Element data from apps and pages:
****************************************

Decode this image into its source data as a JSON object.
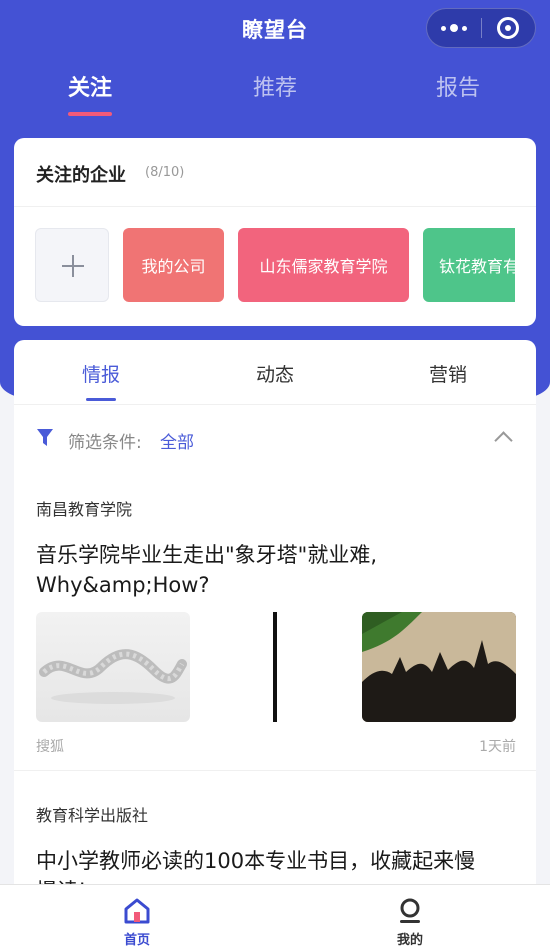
{
  "app": {
    "title": "瞭望台"
  },
  "colors": {
    "brand": "#4452d4",
    "accent_pink": "#f25a7a",
    "link_blue": "#4a5bd8"
  },
  "top_tabs": [
    {
      "label": "关注",
      "active": true
    },
    {
      "label": "推荐",
      "active": false
    },
    {
      "label": "报告",
      "active": false
    }
  ],
  "followed": {
    "title": "关注的企业",
    "count": "(8/10)",
    "chips": [
      {
        "label": "我的公司",
        "color": "#f07474"
      },
      {
        "label": "山东儒家教育学院",
        "color": "#f2647d"
      },
      {
        "label": "钛花教育有",
        "color": "#4ec58a"
      }
    ]
  },
  "sub_tabs": [
    {
      "label": "情报",
      "active": true
    },
    {
      "label": "动态",
      "active": false
    },
    {
      "label": "营销",
      "active": false
    }
  ],
  "filter": {
    "label": "筛选条件:",
    "value": "全部"
  },
  "articles": [
    {
      "source": "南昌教育学院",
      "headline_line1": "音乐学院毕业生走出\"象牙塔\"就业难,",
      "headline_line2": "Why&amp;How?",
      "media": "搜狐",
      "time": "1天前"
    },
    {
      "source": "教育科学出版社",
      "headline_line1": "中小学教师必读的100本专业书目，收藏起来慢",
      "headline_line2": "慢读!"
    }
  ],
  "bottom_nav": [
    {
      "label": "首页",
      "icon": "home-icon",
      "active": true
    },
    {
      "label": "我的",
      "icon": "profile-icon",
      "active": false
    }
  ]
}
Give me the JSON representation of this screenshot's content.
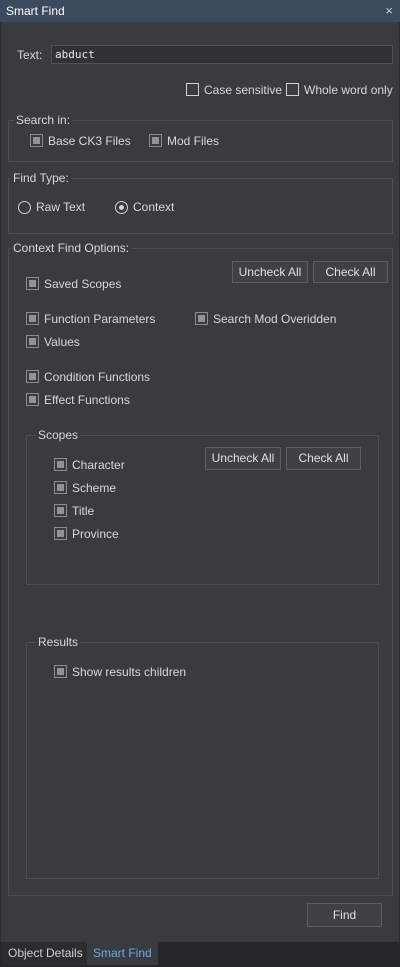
{
  "window": {
    "title": "Smart Find",
    "close_glyph": "×"
  },
  "text_field": {
    "label": "Text:",
    "value": "abduct"
  },
  "options": {
    "case_sensitive": "Case sensitive",
    "whole_word": "Whole word only"
  },
  "search_in": {
    "title": "Search in:",
    "base_files": "Base CK3 Files",
    "mod_files": "Mod Files"
  },
  "find_type": {
    "title": "Find Type:",
    "raw_text": "Raw Text",
    "context": "Context",
    "selected": "context"
  },
  "context_options": {
    "title": "Context Find Options:",
    "uncheck_all": "Uncheck All",
    "check_all": "Check All",
    "saved_scopes": "Saved Scopes",
    "function_parameters": "Function Parameters",
    "search_mod_overidden": "Search Mod Overidden",
    "values": "Values",
    "condition_functions": "Condition Functions",
    "effect_functions": "Effect Functions"
  },
  "scopes": {
    "title": "Scopes",
    "uncheck_all": "Uncheck All",
    "check_all": "Check All",
    "items": [
      "Character",
      "Scheme",
      "Title",
      "Province"
    ]
  },
  "results": {
    "title": "Results",
    "show_children": "Show results children"
  },
  "find_button": "Find",
  "tabs": [
    {
      "label": "Object Details",
      "active": false
    },
    {
      "label": "Smart Find",
      "active": true
    }
  ],
  "colors": {
    "title_bar": "#3c4a5e",
    "panel_bg": "#383b3f",
    "active_tab_text": "#6fa8dc"
  }
}
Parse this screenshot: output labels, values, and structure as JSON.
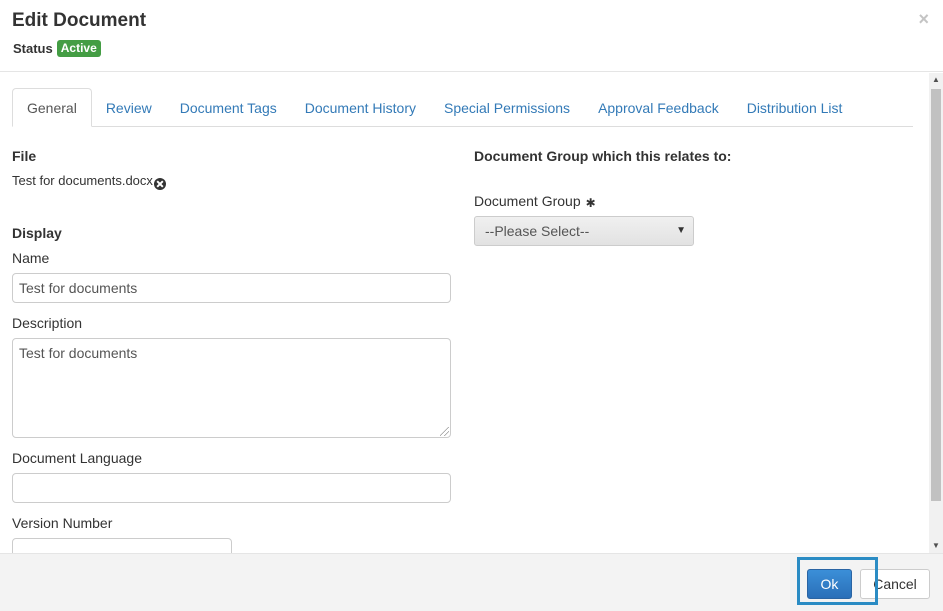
{
  "header": {
    "title": "Edit Document",
    "status_label": "Status",
    "status_badge": "Active",
    "close_symbol": "×"
  },
  "tabs": [
    {
      "label": "General",
      "active": true
    },
    {
      "label": "Review",
      "active": false
    },
    {
      "label": "Document Tags",
      "active": false
    },
    {
      "label": "Document History",
      "active": false
    },
    {
      "label": "Special Permissions",
      "active": false
    },
    {
      "label": "Approval Feedback",
      "active": false
    },
    {
      "label": "Distribution List",
      "active": false
    }
  ],
  "left": {
    "file_heading": "File",
    "file_name": "Test for documents.docx",
    "display_heading": "Display",
    "name_label": "Name",
    "name_value": "Test for documents",
    "description_label": "Description",
    "description_value": "Test for documents",
    "language_label": "Document Language",
    "language_value": "",
    "version_label": "Version Number",
    "version_value": ""
  },
  "right": {
    "group_heading": "Document Group which this relates to:",
    "group_label": "Document Group",
    "required_symbol": "✱",
    "group_select_value": "--Please Select--"
  },
  "footer": {
    "ok_label": "Ok",
    "cancel_label": "Cancel"
  },
  "colors": {
    "badge": "#449d44",
    "link": "#337ab7",
    "primary_button": "#2f7ec9",
    "highlight": "#2b8cc4"
  }
}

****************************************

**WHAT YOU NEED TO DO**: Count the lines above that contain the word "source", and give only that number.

**ANSWER SECTION**: 3